PETA wants animatronic groundhog: 'Who are they kidding''
Punxsutawney Phil might be the most pampered groundhog in the world, but that's not good enough for the folks at People for the Ethical Treatment of Animals.
They sent a letter to Phil's handlers, urging them to use a robotic rodent rather than the real Phil on Tuesday.
"Make the compassionate decision to use an animatronic Phil and retire the live groundhogs who are used for Groundhog Day activities to a sanctuary," wrote Gemma Vaughan, an animals in entertainment specialist for PETA. "Tradition is no excuse for cruelty."
The letter calls it "cruel" to keep groundhogs on display year-round, adding that groundhogs are shy creatures that become stressed when handled by humans or facing large crowds.
A proposal to replace the iconic Phil is blasphemous, said Bill Deeley, president of the Punxsutawney Groundhog Club.
"I mean, come on, this is just crazy," Deeley said Wednesday.
"Phil is probably treated better than the average child in Pennsylvania," Deeley said. "He's got air-conditioning in the summer, his pen is heated in winter. ... He has everything but a TV in there. What more do you want?"
Phil, who is said to be 124 years old, lives year-round in a pen in the town library with three other groundhogs. "I think one of them is named Stinky or something," Deeley said.
Every Feb. 2, Phil is the honored guest at an early-morning party at Gobbler's Knob, a wooded area outside of town where thousands of tourists watch Phil issue his annual weather forecast. As per legend, if Phil sees his shadow, there will be six more weeks of winter; if he does not, there will be an early spring.
Deeley would not predict whether Phil will see his shadow this year. "But I think I've had enough of winter," he said.
He has similar feelings for PETA.
"Who are they kidding• We probably should have just taken the e-mail and deleted it."
Show commenting policy
TribLive commenting policy
You are solely responsible for your comments and by using TribLive.com you agree to our Terms of Service.
We moderate comments. Our goal is to provide substantive commentary for a general readership. By screening submissions, we provide a space where readers can share intelligent and informed commentary that enhances the quality of our news and information.
While most comments will be posted if they are on-topic and not abusive, moderating decisions are subjective. We will make them as carefully and consistently as we can. Because of the volume of reader comments, we cannot review individual moderation decisions with readers.
We value thoughtful comments representing a range of views that make their point quickly and politely. We make an effort to protect discussions from repeated comments either by the same reader or different readers.
We follow the same standards for taste as the daily newspaper.

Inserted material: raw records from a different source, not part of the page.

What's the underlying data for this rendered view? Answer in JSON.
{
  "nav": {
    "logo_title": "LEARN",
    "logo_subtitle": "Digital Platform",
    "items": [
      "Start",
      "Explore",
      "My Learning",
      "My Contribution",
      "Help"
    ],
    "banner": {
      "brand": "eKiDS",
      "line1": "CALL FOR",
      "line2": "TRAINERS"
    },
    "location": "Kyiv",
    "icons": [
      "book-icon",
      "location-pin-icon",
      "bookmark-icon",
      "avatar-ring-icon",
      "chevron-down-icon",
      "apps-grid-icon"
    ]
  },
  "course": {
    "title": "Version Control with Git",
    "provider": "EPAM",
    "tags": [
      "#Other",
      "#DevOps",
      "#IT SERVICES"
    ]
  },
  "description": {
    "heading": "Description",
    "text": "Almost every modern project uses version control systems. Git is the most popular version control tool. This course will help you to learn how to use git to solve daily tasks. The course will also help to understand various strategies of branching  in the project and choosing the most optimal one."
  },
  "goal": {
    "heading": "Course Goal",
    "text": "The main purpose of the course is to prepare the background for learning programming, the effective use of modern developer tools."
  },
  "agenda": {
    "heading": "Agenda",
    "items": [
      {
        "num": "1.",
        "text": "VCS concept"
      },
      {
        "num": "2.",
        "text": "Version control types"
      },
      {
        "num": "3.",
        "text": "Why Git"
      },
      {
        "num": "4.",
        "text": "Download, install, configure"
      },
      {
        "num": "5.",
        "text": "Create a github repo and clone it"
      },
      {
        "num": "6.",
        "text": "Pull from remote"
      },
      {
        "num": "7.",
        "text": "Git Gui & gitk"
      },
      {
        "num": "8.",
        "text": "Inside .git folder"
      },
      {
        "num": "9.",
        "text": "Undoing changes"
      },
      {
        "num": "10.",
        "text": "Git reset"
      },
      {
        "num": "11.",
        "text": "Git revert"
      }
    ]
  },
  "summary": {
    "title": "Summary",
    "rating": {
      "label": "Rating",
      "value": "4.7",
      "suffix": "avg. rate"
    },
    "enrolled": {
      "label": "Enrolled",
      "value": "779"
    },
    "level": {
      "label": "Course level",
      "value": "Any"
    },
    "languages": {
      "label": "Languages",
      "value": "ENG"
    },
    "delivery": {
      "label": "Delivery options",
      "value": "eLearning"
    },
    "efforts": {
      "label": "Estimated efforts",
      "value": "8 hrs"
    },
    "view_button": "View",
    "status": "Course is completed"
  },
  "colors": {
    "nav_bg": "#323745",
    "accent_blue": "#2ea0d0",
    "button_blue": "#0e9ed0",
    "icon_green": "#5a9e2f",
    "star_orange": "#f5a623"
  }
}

A few things we won't tolerate: personal attacks, obscenity, vulgarity, profanity (including expletives and letters followed by dashes), commercial promotion, impersonations, incoherence, proselytizing and SHOUTING. Don't include URLs to Web sites.
We do not edit comments. They are either approved or deleted. We reserve the right to edit a comment that is quoted or excerpted in an article. In this case, we may fix spelling and punctuation.
We welcome strong opinions and criticism of our work, but we don't want comments to become bogged down with discussions of our policies and we will moderate accordingly.
We appreciate it when readers and people quoted in articles or blog posts point out errors of fact or emphasis and will investigate all assertions. But these suggestions should be sent via e-mail. To avoid distracting other readers, we won't publish comments that suggest a correction. Instead, corrections will be made in a blog post or in an article.
- Steelers defense takes aim at Ravens QB Flacco
- Penn Hills man arrested in fatal Elliott home invasion
- Penguins GM Rutherford: Malkin’s play belies fact he missed training camp
- Evaporating cap on Pa. gasoline taxes to offset drops at pump
- High school football roundup: No. 13 Riverside upsets Beth-Center in 1st round
- Steelers notebook: Ravens enter short-handed at tight end
- Young leads Pitt’s new-look lineup past IUP in exhibition opener
- Attorney General Kane injured in auto accident
- Armstrong trying new program to have instruction when weather closes schools
- Coastal Division lead within reach for Panthers
- Nude photos of Penn Hills High School students spur investigation